● Work to complete
Take each line of the records below that contains the string "content" and copy it.

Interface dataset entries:
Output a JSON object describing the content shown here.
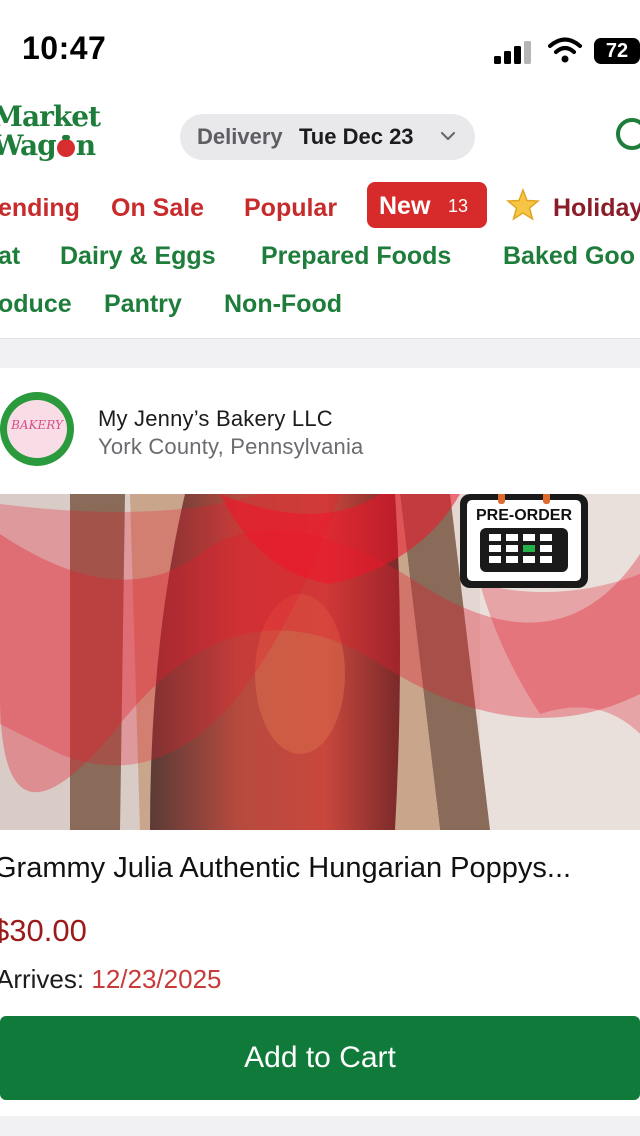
{
  "status_bar": {
    "time": "10:47",
    "battery": "72"
  },
  "header": {
    "logo_line1": "Market",
    "logo_line2_a": "Wag",
    "logo_line2_b": "n",
    "delivery_label": "Delivery",
    "delivery_date": "Tue Dec 23"
  },
  "nav": {
    "row1": [
      "ending",
      "On Sale",
      "Popular"
    ],
    "new_label": "New",
    "new_count": "13",
    "holiday": "Holiday",
    "row2": [
      "at",
      "Dairy & Eggs",
      "Prepared Foods",
      "Baked Goo"
    ],
    "row3": [
      "oduce",
      "Pantry",
      "Non-Food"
    ]
  },
  "product": {
    "vendor_name": "My Jenny’s Bakery LLC",
    "vendor_location": "York County, Pennsylvania",
    "vendor_logo_text": "BAKERY",
    "badge": "PRE-ORDER",
    "title": "Grammy Julia Authentic Hungarian Poppys...",
    "price": "$30.00",
    "arrives_label": "Arrives:",
    "arrives_date": "12/23/2025",
    "add_to_cart": "Add to Cart"
  },
  "colors": {
    "brand_green": "#1e7d3a",
    "sale_red": "#c72b2b",
    "price_red": "#9b1b1b",
    "button_green": "#0f7a39"
  },
  "icons": [
    "signal-icon",
    "wifi-icon",
    "battery-icon",
    "chevron-down-icon",
    "search-icon",
    "star-icon",
    "calendar-icon"
  ]
}
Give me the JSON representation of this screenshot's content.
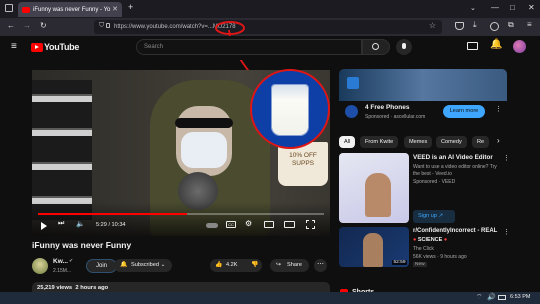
{
  "browser": {
    "tab_title": "iFunny was never Funny - Yo",
    "url_text": "https://www.youtube.com/watch?v=...MU2178"
  },
  "youtube": {
    "logo_text": "YouTube",
    "search_placeholder": "Search"
  },
  "player": {
    "time": "5:29 / 10:34",
    "progress_fraction": 0.52,
    "cup_label": "10% OFF SUPPS"
  },
  "video": {
    "title": "iFunny was never Funny",
    "channel_name": "Kw...",
    "subscribers": "2.15M...",
    "join_label": "Join",
    "subscribed_label": "Subscribed",
    "like_count": "4.2K",
    "share_label": "Share",
    "views_line": "25,219 views  2 hours ago"
  },
  "sidebar": {
    "ad": {
      "title": "4 Free Phones",
      "sponsor": "Sponsored · ascellular.com",
      "cta": "Learn more"
    },
    "chips": [
      "All",
      "From Kwite",
      "Memes",
      "Comedy",
      "Re"
    ],
    "rec1": {
      "title": "VEED is an AI Video Editor",
      "desc": "Want to use a video editor online? Try the best - Veed.io",
      "sponsor": "Sponsored · VEED",
      "signup": "Sign up"
    },
    "rec2": {
      "title": "r/ConfidentlyIncorrect - REAL",
      "channel": "SCIENCE",
      "source": "The Click",
      "meta": "56K views · 9 hours ago",
      "badge": "New",
      "duration": "52:59"
    },
    "shorts_label": "Shorts"
  },
  "taskbar": {
    "time": "6:53 PM"
  }
}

● Answer to this problem
Output a JSON object describing the content shown here.
Give me the JSON representation of this screenshot's content.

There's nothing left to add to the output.